INPUT DATA: Begin
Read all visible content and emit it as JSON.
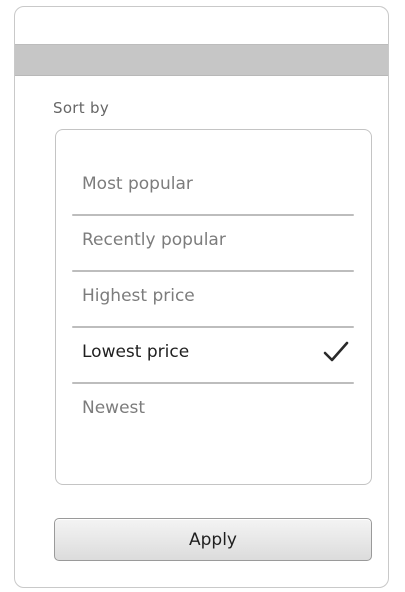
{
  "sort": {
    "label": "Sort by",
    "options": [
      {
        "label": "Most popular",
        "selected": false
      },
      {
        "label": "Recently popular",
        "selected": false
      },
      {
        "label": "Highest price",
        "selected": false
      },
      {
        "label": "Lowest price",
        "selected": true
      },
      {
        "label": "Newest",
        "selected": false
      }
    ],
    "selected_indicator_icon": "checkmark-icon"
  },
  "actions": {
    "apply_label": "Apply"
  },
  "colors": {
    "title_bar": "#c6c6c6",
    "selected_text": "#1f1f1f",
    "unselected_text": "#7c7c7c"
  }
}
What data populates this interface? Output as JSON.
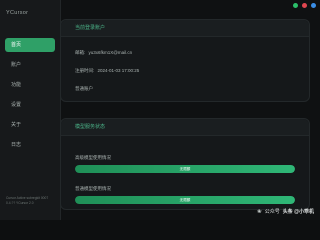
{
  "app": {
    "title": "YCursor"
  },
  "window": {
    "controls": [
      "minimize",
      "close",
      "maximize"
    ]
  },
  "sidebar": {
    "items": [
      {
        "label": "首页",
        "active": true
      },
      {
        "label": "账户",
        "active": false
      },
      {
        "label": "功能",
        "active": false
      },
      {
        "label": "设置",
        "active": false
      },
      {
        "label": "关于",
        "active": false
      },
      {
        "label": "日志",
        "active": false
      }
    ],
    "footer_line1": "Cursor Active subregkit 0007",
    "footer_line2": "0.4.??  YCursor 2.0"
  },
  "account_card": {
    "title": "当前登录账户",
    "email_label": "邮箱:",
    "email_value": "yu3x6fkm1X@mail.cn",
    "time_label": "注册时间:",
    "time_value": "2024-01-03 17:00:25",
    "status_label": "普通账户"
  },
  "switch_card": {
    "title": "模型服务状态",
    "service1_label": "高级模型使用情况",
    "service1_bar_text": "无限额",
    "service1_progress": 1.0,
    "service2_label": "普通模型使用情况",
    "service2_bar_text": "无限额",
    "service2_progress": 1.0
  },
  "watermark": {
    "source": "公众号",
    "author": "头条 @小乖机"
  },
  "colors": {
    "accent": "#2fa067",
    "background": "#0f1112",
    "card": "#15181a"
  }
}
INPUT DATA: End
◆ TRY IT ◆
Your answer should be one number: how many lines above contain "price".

◆ RESULT BELOW ◆
2